> WHAT YOU NEED TO DO: Using the listing that follows, filter out every line lacking the string "background" and return the rest.

> SOURCE DATA:
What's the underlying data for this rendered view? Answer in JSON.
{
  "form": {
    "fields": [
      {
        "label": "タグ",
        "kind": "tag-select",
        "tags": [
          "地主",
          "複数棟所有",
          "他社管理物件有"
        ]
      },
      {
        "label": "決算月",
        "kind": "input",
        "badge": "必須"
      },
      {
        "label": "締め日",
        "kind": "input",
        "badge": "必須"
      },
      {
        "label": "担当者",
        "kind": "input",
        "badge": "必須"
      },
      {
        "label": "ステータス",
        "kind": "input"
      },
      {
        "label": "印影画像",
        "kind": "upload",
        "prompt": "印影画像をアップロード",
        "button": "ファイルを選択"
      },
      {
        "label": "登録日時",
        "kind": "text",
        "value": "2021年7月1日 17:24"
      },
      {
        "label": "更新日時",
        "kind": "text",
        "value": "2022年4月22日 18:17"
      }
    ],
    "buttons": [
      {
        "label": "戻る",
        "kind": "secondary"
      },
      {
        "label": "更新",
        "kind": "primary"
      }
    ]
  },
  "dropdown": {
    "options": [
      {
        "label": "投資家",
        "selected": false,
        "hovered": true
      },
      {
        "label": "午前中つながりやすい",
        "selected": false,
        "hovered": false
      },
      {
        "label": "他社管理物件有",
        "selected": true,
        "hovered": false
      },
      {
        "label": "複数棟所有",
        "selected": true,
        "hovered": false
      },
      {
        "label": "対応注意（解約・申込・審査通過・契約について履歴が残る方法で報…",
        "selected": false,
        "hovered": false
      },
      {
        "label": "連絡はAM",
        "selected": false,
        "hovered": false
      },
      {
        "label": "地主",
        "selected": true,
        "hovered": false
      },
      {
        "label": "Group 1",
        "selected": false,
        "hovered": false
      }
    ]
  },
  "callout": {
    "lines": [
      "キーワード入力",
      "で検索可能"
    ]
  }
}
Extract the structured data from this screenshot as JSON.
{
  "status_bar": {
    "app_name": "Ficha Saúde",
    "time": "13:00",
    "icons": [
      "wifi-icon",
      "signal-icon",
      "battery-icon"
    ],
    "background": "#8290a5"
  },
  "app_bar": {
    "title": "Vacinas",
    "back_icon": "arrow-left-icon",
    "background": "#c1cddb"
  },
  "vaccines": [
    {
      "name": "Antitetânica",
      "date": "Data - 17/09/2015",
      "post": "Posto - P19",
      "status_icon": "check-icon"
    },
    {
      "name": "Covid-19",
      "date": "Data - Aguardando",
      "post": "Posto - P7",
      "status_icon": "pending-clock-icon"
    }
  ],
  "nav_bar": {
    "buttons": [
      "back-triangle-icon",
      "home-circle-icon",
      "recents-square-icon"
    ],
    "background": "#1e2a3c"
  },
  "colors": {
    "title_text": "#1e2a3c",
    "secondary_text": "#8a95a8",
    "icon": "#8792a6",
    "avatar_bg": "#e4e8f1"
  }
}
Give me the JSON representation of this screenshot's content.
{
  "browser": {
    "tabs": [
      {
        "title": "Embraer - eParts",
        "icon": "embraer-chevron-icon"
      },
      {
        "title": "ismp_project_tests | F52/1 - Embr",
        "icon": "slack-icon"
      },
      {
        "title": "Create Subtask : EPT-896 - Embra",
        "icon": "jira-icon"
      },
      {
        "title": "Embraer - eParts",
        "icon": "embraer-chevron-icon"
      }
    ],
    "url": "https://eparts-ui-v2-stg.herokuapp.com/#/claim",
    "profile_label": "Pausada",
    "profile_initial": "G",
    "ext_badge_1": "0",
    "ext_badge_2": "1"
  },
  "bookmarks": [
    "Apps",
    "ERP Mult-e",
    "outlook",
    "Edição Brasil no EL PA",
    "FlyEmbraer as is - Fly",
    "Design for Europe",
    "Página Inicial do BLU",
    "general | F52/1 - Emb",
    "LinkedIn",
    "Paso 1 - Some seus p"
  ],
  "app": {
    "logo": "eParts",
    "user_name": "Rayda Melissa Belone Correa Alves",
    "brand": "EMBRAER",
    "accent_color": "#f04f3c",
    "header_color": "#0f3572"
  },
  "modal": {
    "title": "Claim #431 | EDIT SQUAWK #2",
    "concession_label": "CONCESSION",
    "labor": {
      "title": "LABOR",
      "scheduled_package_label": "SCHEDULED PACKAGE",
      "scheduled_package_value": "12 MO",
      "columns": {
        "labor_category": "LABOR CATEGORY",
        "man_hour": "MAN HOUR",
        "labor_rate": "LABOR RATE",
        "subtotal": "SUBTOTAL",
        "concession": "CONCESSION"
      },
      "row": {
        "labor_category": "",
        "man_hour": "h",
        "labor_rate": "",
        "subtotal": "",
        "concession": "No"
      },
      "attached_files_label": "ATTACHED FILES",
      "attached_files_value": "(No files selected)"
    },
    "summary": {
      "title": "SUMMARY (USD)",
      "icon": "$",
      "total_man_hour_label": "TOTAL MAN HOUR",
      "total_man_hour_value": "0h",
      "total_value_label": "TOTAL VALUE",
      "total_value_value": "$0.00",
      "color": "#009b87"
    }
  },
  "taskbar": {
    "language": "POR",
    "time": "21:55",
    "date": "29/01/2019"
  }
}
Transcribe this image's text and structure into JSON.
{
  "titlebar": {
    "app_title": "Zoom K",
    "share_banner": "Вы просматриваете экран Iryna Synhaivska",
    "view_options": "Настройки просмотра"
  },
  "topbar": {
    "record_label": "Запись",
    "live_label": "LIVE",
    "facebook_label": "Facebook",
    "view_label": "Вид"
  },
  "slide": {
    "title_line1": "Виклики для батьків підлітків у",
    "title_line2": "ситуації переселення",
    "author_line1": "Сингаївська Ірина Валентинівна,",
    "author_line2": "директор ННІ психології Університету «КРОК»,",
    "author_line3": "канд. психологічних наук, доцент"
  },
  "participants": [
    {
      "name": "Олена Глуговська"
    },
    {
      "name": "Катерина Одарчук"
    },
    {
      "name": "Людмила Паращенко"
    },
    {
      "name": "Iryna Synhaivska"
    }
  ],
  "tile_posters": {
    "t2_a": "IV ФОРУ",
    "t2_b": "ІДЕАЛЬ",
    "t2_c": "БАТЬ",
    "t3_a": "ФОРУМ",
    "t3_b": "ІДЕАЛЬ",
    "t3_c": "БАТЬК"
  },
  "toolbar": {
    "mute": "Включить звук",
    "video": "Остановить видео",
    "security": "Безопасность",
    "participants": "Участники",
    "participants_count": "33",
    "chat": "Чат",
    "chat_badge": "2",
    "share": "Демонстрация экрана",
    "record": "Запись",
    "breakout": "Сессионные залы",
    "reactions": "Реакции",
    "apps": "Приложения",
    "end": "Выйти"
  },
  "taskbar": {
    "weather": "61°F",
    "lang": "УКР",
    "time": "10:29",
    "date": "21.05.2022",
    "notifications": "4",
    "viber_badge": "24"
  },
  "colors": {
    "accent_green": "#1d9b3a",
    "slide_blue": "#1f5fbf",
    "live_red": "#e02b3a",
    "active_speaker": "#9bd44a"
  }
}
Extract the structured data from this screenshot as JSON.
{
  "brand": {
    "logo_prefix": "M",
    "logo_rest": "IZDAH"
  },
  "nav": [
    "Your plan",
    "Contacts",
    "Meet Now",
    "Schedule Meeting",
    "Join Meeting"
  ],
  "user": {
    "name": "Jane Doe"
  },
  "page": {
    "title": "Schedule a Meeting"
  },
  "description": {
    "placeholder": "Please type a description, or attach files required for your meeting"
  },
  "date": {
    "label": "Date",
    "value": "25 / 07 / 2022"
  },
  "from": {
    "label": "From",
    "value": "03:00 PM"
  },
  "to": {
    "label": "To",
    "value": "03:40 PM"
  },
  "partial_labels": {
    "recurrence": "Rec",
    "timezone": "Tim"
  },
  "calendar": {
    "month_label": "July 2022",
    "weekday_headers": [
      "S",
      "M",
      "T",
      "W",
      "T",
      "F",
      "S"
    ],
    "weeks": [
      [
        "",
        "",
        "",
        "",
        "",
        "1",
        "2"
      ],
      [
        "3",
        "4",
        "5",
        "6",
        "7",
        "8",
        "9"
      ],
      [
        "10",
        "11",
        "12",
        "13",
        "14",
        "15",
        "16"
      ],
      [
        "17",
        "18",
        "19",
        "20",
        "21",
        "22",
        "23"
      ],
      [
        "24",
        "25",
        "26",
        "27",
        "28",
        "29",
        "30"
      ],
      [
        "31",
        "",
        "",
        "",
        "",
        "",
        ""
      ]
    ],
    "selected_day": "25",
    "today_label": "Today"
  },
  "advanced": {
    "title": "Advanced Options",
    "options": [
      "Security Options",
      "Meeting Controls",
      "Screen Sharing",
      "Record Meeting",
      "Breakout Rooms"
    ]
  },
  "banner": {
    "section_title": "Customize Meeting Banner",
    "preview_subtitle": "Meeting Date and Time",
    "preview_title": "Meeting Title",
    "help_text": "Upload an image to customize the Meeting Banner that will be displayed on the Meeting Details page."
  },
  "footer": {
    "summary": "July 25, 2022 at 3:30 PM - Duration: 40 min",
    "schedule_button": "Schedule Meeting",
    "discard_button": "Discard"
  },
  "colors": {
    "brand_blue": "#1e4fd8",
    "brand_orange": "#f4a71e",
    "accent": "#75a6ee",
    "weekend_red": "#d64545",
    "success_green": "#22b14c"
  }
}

> RESPONSE BOX:
    "background": "#8290a5"
    "background": "#c1cddb"
    "background": "#1e2a3c"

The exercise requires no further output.